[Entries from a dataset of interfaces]
--- START ---

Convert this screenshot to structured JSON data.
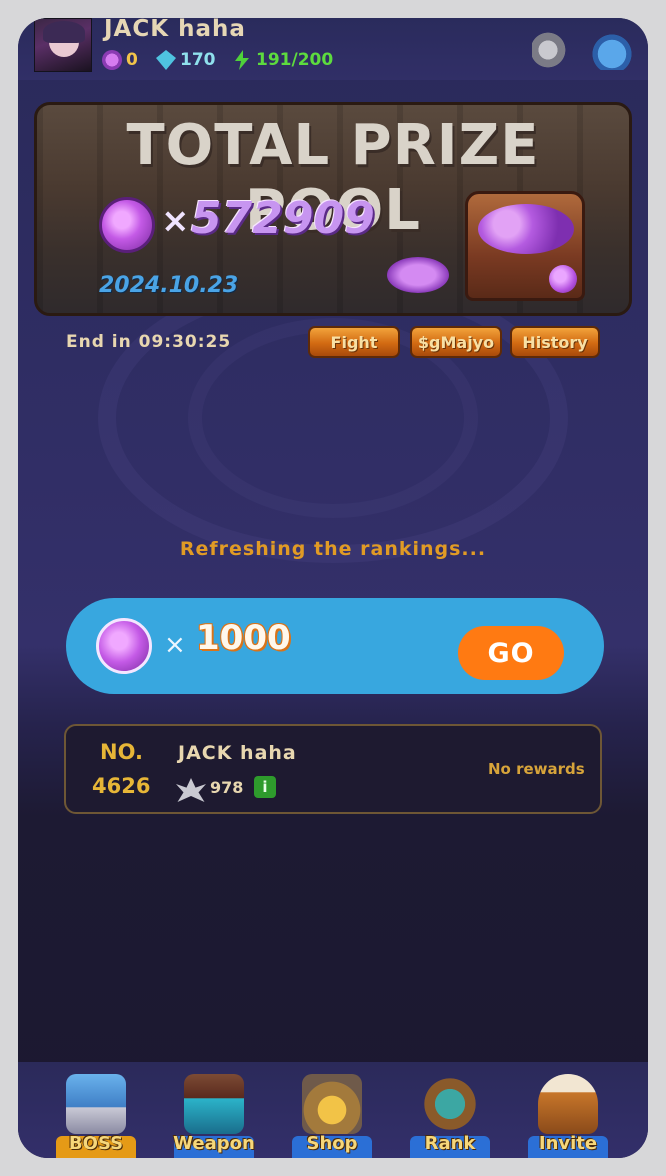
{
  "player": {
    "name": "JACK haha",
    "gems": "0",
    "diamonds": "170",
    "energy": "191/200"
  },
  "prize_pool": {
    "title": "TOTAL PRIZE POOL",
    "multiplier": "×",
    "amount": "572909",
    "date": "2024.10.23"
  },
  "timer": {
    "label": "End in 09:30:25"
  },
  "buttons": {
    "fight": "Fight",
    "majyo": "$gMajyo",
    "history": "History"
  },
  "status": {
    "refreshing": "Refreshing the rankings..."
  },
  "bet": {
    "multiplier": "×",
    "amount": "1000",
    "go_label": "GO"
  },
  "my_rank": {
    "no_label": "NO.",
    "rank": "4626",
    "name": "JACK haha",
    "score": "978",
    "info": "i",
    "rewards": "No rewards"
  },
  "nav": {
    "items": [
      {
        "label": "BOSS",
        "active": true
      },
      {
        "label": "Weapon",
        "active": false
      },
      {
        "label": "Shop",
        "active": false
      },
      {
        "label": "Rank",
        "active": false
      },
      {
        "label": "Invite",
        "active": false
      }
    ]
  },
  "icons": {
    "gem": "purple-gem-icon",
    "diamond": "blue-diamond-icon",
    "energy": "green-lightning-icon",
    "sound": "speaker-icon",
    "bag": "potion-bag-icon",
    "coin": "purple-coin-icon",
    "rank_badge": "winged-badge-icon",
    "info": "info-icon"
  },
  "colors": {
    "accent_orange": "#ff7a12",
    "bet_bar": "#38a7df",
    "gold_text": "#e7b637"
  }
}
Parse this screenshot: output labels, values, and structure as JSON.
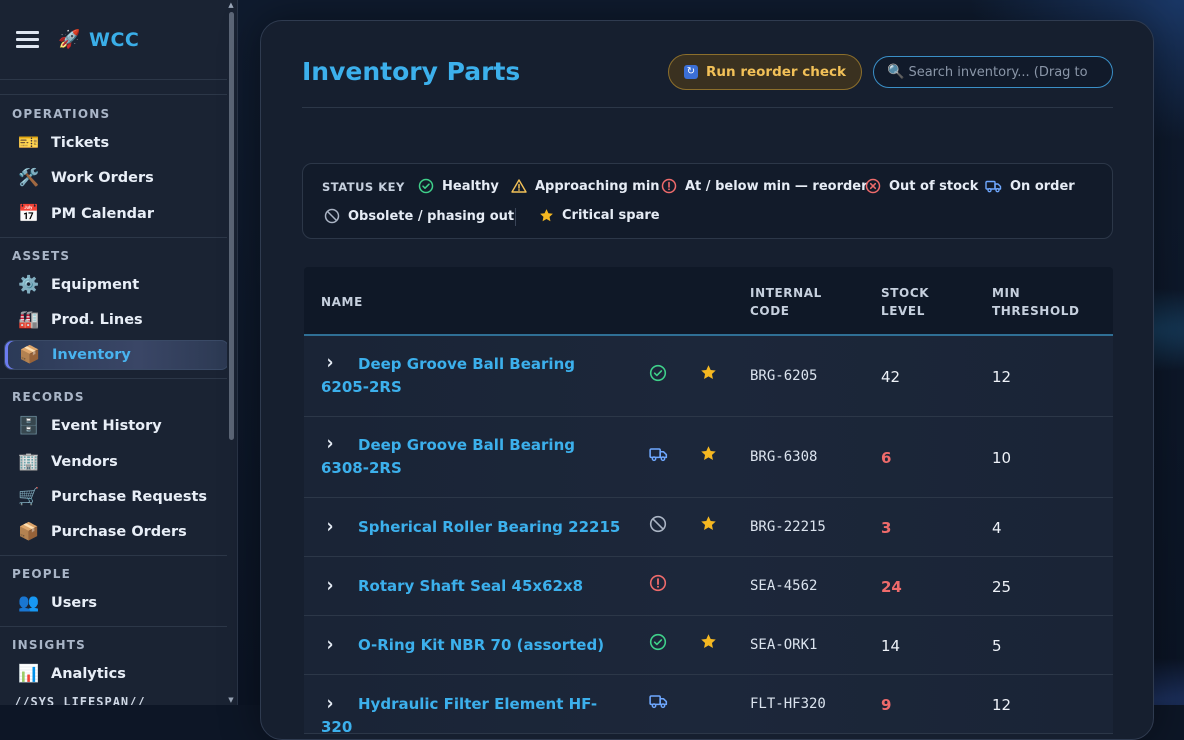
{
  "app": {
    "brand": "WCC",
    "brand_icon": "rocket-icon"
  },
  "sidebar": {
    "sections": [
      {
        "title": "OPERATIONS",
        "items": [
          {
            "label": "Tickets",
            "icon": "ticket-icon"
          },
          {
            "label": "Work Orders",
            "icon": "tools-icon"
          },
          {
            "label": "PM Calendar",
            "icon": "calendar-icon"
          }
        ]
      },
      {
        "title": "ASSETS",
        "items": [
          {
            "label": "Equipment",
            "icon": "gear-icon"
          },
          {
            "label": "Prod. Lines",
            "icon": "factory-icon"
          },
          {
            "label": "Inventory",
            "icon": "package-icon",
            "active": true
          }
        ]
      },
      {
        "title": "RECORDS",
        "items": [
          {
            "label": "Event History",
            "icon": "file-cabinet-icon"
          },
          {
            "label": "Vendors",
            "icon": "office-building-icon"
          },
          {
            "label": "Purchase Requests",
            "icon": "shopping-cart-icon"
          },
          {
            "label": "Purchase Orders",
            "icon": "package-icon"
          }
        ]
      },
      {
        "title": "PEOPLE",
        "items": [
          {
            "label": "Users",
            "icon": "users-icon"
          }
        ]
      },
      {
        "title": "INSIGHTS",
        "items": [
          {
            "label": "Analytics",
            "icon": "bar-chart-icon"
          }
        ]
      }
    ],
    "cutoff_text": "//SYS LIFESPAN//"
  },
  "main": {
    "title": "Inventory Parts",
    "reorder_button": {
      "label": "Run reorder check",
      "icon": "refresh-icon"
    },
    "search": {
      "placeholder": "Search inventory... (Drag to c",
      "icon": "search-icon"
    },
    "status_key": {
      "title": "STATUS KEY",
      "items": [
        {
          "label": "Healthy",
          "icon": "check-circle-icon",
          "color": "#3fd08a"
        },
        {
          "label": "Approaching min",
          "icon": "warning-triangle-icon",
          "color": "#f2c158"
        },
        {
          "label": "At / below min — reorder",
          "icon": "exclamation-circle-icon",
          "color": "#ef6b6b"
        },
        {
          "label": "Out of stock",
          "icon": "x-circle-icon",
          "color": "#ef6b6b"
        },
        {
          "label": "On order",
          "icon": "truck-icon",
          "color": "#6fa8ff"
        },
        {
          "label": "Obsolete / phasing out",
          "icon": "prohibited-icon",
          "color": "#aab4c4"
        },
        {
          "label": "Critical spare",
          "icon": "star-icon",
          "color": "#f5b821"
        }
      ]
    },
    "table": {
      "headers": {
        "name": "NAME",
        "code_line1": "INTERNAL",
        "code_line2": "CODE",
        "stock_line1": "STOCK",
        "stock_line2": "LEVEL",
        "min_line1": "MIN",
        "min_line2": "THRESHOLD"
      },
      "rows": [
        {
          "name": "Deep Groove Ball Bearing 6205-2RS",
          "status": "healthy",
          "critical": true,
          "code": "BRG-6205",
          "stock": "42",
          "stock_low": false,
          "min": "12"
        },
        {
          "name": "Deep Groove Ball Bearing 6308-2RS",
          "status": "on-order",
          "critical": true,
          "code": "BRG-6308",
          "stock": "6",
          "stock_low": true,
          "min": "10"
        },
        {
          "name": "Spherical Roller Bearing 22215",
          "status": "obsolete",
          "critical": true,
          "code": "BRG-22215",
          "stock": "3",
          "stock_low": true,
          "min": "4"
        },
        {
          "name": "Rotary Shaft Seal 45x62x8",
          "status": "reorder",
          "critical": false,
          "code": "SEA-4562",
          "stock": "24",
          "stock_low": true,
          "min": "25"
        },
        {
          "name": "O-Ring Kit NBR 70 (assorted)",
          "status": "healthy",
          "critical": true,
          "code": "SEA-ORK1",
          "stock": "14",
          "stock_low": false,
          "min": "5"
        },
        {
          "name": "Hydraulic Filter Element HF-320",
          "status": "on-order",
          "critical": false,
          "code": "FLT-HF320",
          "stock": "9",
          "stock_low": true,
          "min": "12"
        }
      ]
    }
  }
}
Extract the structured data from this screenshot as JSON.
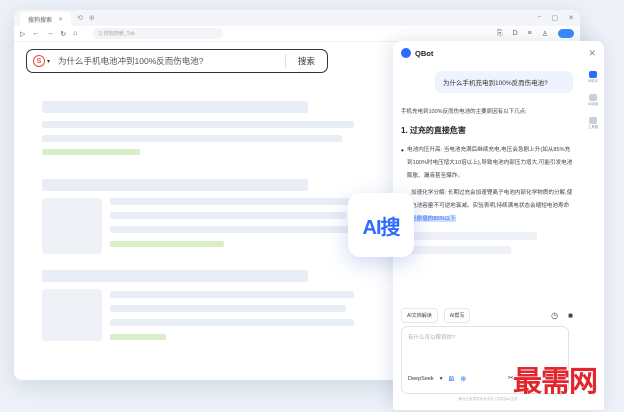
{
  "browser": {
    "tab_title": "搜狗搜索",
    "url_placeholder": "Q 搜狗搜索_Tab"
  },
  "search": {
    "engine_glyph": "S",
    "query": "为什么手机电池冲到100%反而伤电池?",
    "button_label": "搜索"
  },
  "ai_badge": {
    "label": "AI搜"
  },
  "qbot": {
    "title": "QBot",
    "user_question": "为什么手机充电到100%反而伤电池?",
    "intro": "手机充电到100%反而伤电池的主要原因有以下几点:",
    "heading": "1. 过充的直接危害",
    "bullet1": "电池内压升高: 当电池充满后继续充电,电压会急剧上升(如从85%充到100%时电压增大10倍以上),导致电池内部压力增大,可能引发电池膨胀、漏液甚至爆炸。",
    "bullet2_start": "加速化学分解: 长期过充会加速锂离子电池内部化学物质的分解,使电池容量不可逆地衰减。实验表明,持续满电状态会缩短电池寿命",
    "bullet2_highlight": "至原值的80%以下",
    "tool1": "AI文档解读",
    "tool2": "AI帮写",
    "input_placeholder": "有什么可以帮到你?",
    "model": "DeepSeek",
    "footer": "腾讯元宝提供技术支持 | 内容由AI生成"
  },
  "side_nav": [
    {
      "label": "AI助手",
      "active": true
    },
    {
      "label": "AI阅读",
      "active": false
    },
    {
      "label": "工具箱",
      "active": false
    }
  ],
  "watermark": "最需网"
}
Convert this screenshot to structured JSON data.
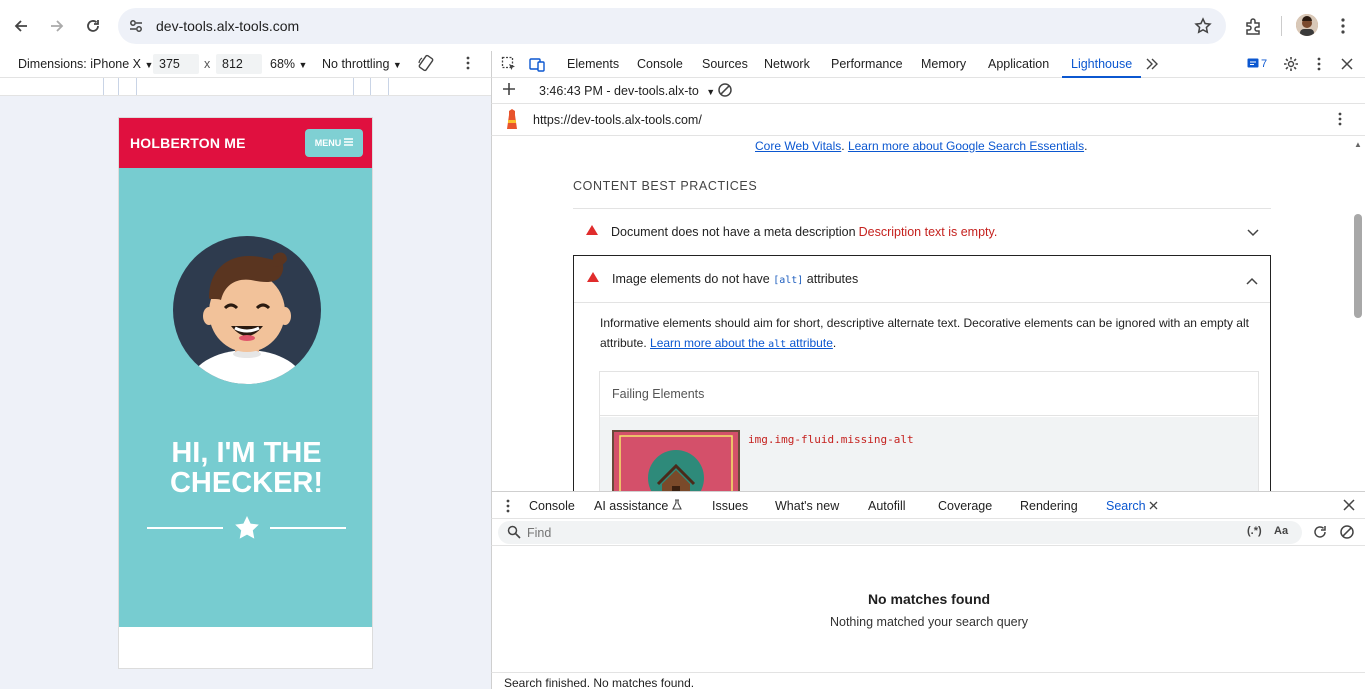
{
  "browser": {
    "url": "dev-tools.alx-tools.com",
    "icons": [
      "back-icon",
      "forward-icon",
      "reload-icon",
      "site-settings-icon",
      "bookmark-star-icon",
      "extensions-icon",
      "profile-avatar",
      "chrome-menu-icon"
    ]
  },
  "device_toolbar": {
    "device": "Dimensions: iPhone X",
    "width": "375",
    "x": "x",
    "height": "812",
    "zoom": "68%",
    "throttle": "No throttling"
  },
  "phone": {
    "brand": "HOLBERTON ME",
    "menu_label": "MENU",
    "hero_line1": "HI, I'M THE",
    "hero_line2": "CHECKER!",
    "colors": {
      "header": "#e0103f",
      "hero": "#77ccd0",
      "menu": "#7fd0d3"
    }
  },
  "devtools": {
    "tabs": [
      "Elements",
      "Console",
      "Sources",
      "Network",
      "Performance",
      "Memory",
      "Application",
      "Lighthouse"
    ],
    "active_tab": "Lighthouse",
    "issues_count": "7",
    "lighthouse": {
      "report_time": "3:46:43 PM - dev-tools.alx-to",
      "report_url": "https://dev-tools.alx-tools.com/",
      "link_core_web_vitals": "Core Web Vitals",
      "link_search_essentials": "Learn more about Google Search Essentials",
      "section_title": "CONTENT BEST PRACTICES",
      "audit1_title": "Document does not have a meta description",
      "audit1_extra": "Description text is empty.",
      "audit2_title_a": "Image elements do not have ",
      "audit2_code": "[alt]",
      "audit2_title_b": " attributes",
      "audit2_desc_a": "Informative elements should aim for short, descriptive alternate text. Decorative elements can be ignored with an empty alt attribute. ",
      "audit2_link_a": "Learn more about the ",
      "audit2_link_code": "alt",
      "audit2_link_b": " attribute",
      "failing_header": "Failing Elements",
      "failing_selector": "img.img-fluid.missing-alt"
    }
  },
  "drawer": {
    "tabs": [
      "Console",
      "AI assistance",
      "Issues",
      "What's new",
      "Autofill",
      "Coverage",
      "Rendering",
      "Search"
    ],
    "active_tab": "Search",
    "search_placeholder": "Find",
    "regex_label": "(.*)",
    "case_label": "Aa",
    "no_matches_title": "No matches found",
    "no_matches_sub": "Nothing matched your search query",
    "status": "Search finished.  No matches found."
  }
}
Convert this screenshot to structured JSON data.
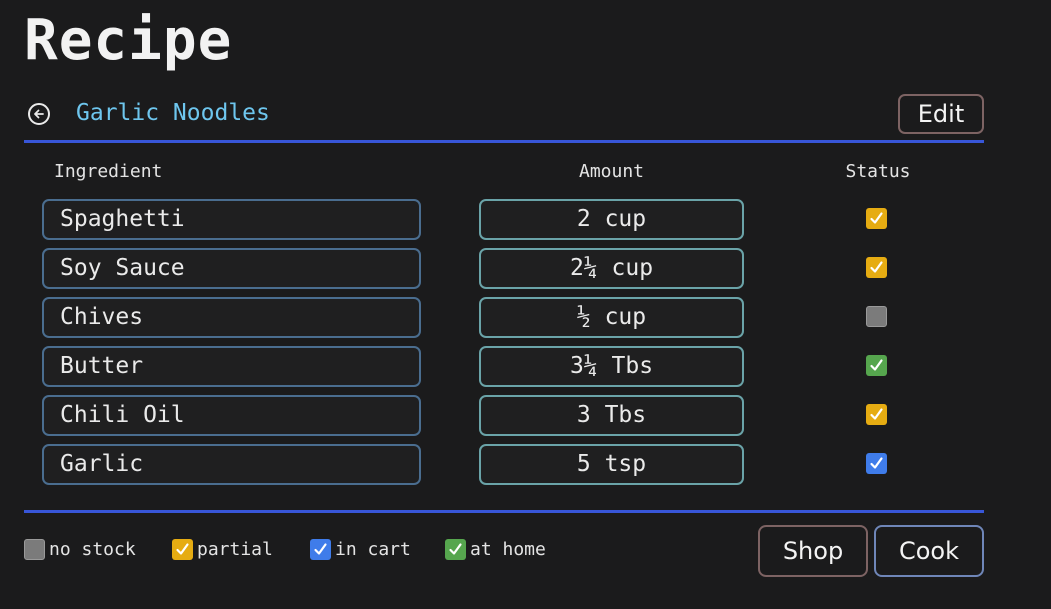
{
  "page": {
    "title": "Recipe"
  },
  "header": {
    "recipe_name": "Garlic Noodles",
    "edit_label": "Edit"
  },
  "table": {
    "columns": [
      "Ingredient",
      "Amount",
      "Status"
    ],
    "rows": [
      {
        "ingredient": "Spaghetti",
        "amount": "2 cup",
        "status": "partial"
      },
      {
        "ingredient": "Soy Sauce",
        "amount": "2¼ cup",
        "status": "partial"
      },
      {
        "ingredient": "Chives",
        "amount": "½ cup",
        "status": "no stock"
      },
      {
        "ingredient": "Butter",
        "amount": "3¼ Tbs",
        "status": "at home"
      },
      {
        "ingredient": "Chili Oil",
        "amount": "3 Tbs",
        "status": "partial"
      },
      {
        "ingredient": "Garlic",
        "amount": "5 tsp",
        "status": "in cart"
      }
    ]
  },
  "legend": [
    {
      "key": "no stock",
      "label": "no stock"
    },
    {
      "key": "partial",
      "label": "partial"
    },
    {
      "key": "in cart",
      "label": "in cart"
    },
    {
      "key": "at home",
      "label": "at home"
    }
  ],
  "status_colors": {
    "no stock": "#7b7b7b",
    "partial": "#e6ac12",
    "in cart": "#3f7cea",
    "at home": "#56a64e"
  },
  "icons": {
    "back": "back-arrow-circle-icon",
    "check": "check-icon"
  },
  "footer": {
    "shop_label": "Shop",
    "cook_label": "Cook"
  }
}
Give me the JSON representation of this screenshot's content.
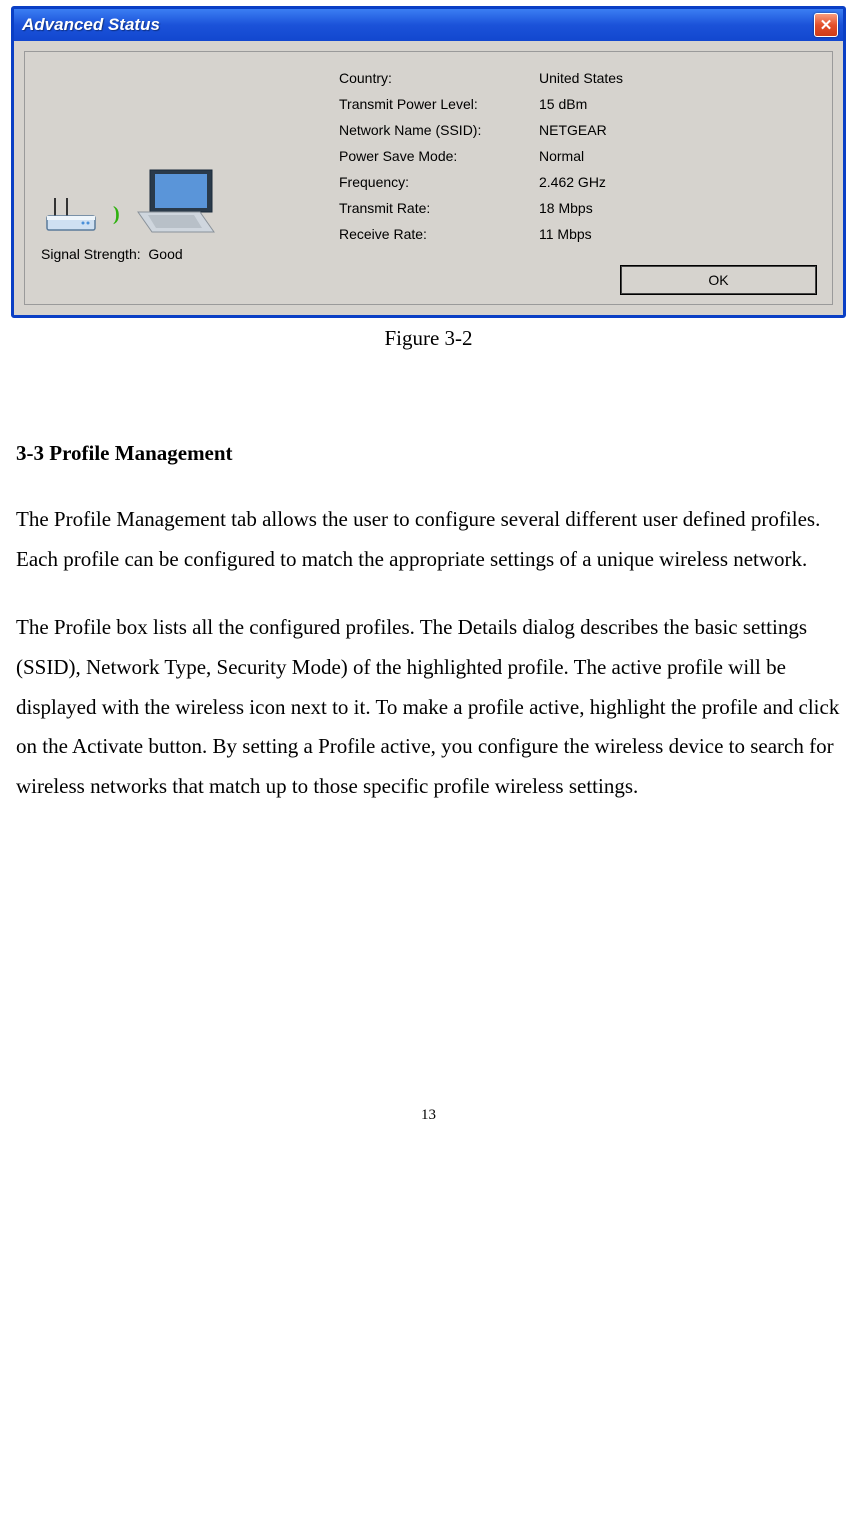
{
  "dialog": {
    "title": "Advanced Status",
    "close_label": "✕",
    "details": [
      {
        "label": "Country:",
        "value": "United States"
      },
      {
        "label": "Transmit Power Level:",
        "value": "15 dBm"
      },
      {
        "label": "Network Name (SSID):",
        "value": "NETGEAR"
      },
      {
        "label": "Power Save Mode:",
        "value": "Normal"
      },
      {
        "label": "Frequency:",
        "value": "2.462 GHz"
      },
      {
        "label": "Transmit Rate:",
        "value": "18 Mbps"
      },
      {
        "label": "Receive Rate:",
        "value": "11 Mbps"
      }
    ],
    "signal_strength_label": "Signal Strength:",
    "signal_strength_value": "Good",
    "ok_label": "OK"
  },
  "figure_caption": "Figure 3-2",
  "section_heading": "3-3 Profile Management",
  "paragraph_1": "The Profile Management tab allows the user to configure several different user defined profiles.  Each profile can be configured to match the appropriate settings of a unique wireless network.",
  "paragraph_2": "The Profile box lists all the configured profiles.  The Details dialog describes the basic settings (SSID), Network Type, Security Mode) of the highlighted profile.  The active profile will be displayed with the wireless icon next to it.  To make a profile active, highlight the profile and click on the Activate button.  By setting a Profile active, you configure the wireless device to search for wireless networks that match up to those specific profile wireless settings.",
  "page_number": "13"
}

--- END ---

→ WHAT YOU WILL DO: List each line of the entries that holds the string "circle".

→ RESULT FOR THIS EXERCISE:
          "icon": "check-circle-icon",
          "icon": "exclamation-circle-icon",
          "icon": "x-circle-icon",
    "back": "back-arrow-circle-icon",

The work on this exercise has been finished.